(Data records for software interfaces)
────────────────────────────────────────

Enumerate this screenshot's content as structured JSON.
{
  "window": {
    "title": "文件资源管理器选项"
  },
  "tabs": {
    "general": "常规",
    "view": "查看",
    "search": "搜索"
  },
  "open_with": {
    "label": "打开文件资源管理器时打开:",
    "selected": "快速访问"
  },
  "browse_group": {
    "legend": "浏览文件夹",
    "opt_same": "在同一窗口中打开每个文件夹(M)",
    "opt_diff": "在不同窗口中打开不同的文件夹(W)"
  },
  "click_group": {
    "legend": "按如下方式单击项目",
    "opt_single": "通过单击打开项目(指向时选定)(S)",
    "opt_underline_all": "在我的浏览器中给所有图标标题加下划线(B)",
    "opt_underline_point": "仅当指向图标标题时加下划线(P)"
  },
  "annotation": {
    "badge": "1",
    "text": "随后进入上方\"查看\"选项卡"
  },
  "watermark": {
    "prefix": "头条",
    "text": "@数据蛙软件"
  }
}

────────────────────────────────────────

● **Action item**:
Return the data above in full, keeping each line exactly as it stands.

● **Result of the task**:
Enumerate this screenshot's content as structured JSON.
{
  "window": {
    "title": "文件资源管理器选项"
  },
  "tabs": {
    "general": "常规",
    "view": "查看",
    "search": "搜索"
  },
  "open_with": {
    "label": "打开文件资源管理器时打开:",
    "selected": "快速访问"
  },
  "browse_group": {
    "legend": "浏览文件夹",
    "opt_same": "在同一窗口中打开每个文件夹(M)",
    "opt_diff": "在不同窗口中打开不同的文件夹(W)"
  },
  "click_group": {
    "legend": "按如下方式单击项目",
    "opt_single": "通过单击打开项目(指向时选定)(S)",
    "opt_underline_all": "在我的浏览器中给所有图标标题加下划线(B)",
    "opt_underline_point": "仅当指向图标标题时加下划线(P)"
  },
  "annotation": {
    "badge": "1",
    "text": "随后进入上方\"查看\"选项卡"
  },
  "watermark": {
    "prefix": "头条",
    "text": "@数据蛙软件"
  }
}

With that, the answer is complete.